Web page and app entries

________________________

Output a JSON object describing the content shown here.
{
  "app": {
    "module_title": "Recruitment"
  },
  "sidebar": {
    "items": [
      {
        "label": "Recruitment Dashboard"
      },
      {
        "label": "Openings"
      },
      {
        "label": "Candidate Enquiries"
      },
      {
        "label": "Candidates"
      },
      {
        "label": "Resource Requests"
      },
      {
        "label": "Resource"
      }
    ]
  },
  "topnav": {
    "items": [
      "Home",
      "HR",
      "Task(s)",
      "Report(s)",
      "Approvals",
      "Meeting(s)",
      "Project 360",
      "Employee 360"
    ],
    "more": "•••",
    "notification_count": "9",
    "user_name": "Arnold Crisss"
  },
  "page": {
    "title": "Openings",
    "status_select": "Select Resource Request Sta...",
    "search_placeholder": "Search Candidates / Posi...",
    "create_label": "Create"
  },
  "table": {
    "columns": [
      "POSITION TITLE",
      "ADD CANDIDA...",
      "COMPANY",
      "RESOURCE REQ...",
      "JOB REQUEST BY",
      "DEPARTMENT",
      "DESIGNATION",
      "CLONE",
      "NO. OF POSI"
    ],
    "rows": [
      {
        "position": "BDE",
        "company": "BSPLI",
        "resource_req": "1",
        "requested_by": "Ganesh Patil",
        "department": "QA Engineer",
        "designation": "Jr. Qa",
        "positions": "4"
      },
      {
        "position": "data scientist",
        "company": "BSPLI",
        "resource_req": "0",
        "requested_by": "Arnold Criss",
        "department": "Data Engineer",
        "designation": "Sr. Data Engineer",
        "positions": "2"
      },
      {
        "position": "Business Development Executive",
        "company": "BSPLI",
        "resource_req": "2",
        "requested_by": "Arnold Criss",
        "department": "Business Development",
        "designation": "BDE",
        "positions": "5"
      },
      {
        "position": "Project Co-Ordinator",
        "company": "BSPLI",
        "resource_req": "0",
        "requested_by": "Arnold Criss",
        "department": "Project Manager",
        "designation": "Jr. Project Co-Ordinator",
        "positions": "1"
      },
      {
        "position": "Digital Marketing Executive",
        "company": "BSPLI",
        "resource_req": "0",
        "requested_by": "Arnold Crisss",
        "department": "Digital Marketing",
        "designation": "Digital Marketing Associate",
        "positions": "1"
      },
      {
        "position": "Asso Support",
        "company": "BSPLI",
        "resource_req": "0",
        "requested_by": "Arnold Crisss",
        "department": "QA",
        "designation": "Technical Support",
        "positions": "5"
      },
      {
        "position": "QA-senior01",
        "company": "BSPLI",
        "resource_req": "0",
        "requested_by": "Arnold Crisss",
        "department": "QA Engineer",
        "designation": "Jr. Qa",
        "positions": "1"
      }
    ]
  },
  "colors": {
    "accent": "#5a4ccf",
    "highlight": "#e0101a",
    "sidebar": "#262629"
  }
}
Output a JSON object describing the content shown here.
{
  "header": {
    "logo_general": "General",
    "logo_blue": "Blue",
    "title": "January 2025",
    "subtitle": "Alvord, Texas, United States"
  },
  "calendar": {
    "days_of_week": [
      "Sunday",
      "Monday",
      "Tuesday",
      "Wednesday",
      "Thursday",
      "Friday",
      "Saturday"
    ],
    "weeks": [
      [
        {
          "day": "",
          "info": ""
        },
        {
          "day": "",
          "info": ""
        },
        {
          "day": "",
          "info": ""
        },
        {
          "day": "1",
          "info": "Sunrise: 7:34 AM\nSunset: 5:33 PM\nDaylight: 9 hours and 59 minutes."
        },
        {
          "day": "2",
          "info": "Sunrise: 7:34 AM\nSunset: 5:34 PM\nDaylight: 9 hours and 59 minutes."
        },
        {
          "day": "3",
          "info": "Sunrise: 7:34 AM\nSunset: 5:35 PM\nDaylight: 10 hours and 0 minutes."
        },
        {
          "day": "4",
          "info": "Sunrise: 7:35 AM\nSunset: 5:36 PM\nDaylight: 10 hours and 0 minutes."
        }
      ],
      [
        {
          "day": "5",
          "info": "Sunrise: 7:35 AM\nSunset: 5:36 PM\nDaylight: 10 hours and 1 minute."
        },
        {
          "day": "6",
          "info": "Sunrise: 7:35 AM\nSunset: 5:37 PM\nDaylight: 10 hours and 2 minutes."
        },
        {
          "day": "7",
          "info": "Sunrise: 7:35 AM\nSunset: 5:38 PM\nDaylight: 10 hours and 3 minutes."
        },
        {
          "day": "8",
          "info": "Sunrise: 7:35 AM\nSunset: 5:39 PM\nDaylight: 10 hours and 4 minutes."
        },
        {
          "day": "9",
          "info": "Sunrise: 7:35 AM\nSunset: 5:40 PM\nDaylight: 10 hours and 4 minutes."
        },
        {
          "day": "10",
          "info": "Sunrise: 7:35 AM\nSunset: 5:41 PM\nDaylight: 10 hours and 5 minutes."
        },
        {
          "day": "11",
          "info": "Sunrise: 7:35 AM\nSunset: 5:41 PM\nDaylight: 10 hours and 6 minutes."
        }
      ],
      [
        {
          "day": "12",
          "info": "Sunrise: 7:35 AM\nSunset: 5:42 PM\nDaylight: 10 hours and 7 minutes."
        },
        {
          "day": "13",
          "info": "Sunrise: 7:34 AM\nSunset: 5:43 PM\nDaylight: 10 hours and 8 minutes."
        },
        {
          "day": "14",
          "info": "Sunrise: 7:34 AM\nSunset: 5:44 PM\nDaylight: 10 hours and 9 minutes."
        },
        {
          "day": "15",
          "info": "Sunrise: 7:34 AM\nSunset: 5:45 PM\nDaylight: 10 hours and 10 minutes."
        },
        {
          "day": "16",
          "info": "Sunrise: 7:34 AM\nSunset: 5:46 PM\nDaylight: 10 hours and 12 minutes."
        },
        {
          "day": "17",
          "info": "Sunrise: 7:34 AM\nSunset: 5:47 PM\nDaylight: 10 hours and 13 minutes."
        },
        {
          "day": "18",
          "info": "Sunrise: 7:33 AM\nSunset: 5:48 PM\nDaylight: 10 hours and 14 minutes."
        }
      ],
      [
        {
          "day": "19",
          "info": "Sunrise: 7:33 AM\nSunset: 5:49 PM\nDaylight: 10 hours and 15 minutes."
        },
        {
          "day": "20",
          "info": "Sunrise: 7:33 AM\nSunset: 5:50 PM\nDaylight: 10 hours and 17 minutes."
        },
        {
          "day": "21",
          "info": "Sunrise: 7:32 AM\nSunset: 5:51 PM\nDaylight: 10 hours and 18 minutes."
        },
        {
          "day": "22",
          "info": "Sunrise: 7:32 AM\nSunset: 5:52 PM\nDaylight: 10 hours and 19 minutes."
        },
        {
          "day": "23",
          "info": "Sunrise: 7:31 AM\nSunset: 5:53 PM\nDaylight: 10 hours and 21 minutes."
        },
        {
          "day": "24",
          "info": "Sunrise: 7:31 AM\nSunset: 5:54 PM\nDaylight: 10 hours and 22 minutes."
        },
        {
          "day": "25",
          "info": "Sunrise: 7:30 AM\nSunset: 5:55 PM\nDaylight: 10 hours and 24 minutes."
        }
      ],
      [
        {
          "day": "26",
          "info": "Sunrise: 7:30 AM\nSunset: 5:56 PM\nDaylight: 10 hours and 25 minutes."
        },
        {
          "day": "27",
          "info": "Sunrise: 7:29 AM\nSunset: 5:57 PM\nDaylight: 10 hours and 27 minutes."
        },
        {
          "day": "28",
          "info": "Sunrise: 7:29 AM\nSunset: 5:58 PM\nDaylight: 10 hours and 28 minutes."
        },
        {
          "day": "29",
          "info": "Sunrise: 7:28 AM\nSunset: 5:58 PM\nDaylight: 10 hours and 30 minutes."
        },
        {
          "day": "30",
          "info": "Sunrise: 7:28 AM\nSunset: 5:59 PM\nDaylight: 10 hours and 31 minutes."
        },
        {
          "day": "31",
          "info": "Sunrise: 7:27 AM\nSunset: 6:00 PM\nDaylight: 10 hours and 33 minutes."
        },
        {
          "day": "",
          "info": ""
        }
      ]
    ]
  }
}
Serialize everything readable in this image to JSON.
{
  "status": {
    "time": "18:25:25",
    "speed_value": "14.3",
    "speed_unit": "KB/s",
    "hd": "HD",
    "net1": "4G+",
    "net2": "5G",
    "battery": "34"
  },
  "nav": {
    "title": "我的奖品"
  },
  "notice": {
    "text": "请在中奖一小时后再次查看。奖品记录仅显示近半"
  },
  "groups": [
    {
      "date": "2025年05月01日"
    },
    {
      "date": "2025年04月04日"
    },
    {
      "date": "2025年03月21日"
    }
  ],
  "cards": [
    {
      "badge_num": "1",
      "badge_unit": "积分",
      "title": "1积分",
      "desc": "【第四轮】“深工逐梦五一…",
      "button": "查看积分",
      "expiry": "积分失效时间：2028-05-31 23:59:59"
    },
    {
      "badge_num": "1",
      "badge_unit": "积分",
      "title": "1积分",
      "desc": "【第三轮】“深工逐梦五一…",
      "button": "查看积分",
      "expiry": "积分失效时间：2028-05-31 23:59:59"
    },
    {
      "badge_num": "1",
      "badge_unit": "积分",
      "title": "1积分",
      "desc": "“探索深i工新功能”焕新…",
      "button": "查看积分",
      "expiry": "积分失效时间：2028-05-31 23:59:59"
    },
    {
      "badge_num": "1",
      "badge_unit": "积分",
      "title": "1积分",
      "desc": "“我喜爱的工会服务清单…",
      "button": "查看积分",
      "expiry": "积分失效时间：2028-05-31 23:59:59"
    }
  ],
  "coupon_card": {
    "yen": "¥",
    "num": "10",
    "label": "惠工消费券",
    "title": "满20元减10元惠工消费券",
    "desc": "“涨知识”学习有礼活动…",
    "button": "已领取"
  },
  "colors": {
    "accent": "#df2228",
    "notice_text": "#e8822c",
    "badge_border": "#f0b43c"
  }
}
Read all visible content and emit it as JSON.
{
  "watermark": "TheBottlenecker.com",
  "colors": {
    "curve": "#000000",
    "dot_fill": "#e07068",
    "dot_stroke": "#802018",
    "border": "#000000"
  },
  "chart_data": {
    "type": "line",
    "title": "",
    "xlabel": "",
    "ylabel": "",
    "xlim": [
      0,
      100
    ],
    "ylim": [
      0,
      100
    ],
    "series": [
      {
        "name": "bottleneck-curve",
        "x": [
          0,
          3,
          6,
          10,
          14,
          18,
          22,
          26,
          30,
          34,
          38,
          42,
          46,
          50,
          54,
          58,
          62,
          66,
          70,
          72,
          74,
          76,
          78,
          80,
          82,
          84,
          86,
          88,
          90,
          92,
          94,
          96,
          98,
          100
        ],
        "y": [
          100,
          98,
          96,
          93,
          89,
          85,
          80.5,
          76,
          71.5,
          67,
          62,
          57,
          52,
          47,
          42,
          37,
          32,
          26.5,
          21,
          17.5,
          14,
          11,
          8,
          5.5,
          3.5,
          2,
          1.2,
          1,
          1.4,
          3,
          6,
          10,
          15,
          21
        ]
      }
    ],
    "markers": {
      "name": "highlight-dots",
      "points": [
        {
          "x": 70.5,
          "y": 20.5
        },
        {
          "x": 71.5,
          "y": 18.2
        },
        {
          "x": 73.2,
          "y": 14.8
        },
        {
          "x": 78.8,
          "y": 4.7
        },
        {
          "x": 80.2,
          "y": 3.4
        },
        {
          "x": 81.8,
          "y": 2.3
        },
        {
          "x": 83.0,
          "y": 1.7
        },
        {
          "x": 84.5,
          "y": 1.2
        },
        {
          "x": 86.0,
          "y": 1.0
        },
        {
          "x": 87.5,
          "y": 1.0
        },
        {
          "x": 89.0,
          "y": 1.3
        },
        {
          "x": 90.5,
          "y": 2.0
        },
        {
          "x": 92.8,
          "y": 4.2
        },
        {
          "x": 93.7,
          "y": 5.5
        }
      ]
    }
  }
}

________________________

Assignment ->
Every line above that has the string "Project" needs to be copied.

Your solution ->
      "Project 360",
        "position": "Project Co-Ordinator",
        "department": "Project Manager",
        "designation": "Jr. Project Co-Ordinator",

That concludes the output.